The question then is whether according to the allegations of the complaint the work and services of the employees were substantiallky devoted to the task of unloading the equipment which had been shipped in interstate commerce or in preparing the same for shipment interstate.

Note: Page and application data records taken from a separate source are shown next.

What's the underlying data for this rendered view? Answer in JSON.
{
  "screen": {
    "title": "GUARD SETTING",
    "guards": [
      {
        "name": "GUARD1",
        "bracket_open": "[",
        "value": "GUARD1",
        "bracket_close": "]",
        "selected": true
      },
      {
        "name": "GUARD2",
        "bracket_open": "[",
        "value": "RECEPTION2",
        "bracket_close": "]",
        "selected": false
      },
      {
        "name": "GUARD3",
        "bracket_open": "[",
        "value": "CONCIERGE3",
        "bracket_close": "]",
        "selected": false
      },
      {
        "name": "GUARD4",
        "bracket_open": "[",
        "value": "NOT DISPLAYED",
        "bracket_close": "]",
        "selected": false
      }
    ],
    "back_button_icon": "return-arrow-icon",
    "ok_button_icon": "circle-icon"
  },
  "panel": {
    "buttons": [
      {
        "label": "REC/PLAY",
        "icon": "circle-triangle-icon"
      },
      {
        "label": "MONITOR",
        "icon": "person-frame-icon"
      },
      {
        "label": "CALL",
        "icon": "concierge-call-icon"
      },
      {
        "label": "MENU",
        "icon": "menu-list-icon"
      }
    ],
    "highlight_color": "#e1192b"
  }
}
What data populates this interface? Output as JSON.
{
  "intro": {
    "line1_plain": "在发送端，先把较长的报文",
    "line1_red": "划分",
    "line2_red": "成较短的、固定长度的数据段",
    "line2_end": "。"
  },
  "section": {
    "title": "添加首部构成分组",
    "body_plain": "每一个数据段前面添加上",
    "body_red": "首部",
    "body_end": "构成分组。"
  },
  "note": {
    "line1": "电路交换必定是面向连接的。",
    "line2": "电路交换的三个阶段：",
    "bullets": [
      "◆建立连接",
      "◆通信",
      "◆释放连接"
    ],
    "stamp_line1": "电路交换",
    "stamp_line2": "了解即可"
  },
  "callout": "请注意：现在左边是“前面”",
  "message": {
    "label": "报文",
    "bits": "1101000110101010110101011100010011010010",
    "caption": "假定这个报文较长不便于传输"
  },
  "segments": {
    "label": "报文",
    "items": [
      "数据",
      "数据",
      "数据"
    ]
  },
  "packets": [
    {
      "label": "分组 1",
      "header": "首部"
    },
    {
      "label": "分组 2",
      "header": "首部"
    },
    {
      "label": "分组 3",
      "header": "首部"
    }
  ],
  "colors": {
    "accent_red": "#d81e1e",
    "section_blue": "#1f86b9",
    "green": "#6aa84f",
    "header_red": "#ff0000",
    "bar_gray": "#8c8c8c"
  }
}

See Walling v. Jacksonville Paper Co., 317 U.S. 564, 572, 63 S. Ct. 332, 87 L. Ed. 460. The complaint does not specifically allege that the whole or a substantial part of their duties were thus devoted and the facts when developed either upon the trial of the case or by appropriate and permissible pleadings may show that the unloading of the equipment, or the preparation of the same for shipment was an insubstantial and incidental part of their duties and consequently bore no substantial relationship to the movement of the goods in commerce - in which event the Act is inapplicable to the appellants. But we cannot assume these narrow facts without violence to the liberal construction of pleadings which we must accord the complaint, rather we should resolve the uncertainties in favor of the cause of the pleader and permit him to prove the claim he has stated. Garbutt v. Blanding Mines Co., 10 Cir., 141 F.2d 679.
There is nothing in the Fair Labor Standards Act which indicates an intent or purpose to exempt from its coverage employees whose activities relate to the movement in interstate commerce of personally owned goods of an employer or goods moving interstate for the convenience of the United States Government. The Act creates no such exemptions and we cannot. See Walling v. Haile Gold Mines, 4 Cir., 136 F.2d 102; Walling v. Patton-Tulley Transportation Co., 6 Cir., 134 F.2d 945, 949.
We hold that the complaint states facts upon which relief can be granted and the case is reversed accordingly.